On Wednesday, Tesco reports its latest set of annual results – and rarely has a major retailer be under so much scrutiny.

Tesco is expected to reveal another fall in profits, with Shore Capital forecasting a fall in the grocer’s core pre-tax profit of 10%.

Despite Tesco’s purported GBP1bn investment in price, stores and range in the UK, set out two years ago now, it has still seen its sales and market share come under pressure. 

Tesco – as with its peers – has felt the impact of the continued rise of discount retailers in the UK but some feel the retailer has lost its point of difference. “They are not value, not quality, just everywhere,” Sanford Bernstein analyst Bruno Monteyne has said.

The departure of CFO Laurie McIlwee amid reported – although not confirmed – clashes with CEO Philip Clarke over strategy has only added to the sense of uncertainty around the business.

There are reported noises of discontent in Tesco’s investor base that the retailer has not tackled head-on the inroads the likes of Aldi and Lidl have made in the UK. Some analysts have said Tesco’s moves on price – its Price Promise scheme and more recently its fresh GBP200m investment – is doing little to win over consumers in the UK.

“Price Promise, which we increasingly struggle with as a tool as it just keeps telling customers how expensive Tesco is over its Big Four opponents and does not cover Aldi and Lidl, appears misaligned to the UK market,” Shore Capital analyst Clive Black said in a note to investors today. “One of our colleagues shopped at Tesco in the north-west of England on Friday 11 April and, on a GBP113 shop, Asda was GBP25 cheaper.”

All the while, Tesco is said to be looking at initiatives outside its core – including its curious reported food-to-go venture.

And, of course, the retailer has had its issues outside the UK, most recently in Europe. It has seen sales fall in each of its markets in recent quarters. In December, Tesco reported sequential improvement in Turkey and Poland but it still faces challenges and some of its measures to stem the tide are yet to bear fruit.

“Price Promise is not stemming a tide of material and sustained share decline in Ireland, the group’s most significant profit contributor in Europe,” Black wrote. “More broadly, we remain perplexed as to how Tesco’s European hypermarkets can compete and remain unsure as to management’s plans for the region.”

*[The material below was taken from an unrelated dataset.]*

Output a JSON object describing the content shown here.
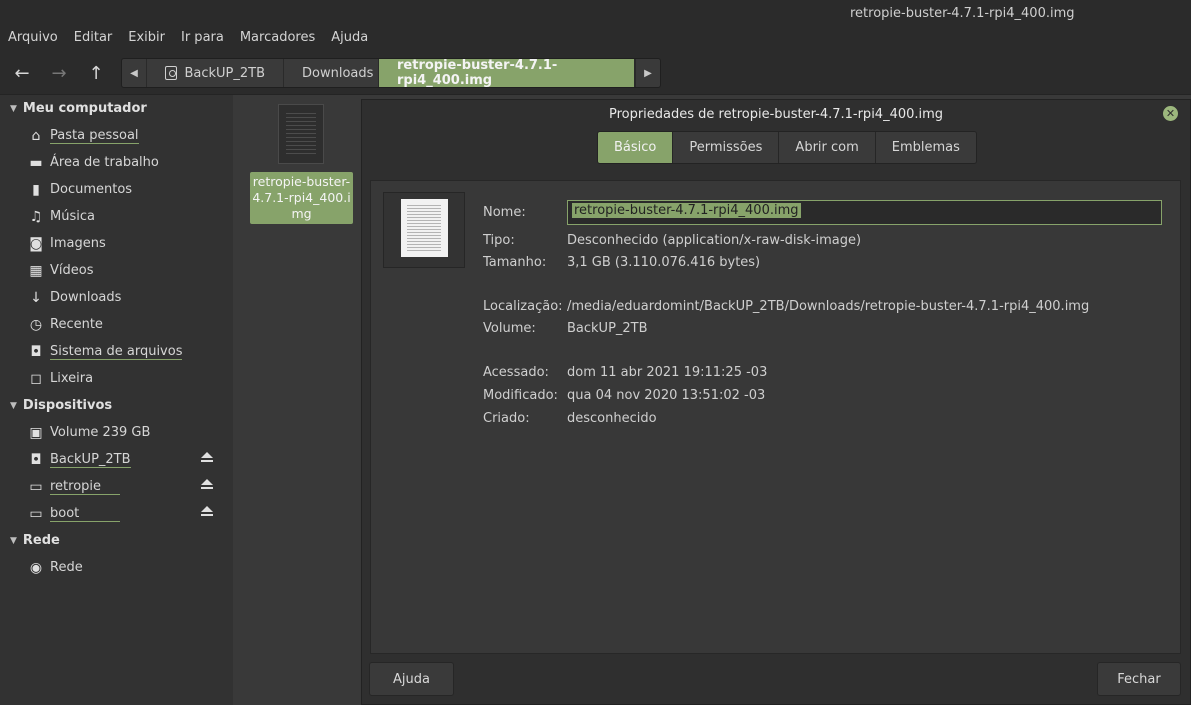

And, finally, for the first time in Clarke’s reign, there is chatter about potential replacements. On Saturday, The Daily Telegraph reported investors in Tesco had identified the boss of UK fashion retailer Monsoon Accessorize – and former Tesco executive – John Browett, and Dave Lewis, the head of Unilever‘s personal care arm, as possible successors.

The Telegraph suggested City sources had said other “names in the frame” include Tim Mason, the former head of Tesco’s business in the US – who Tweeted the article over the weekend.

Such talk around Tesco is just that – talk – but it adds to the clouds swirling over the head of Clarke.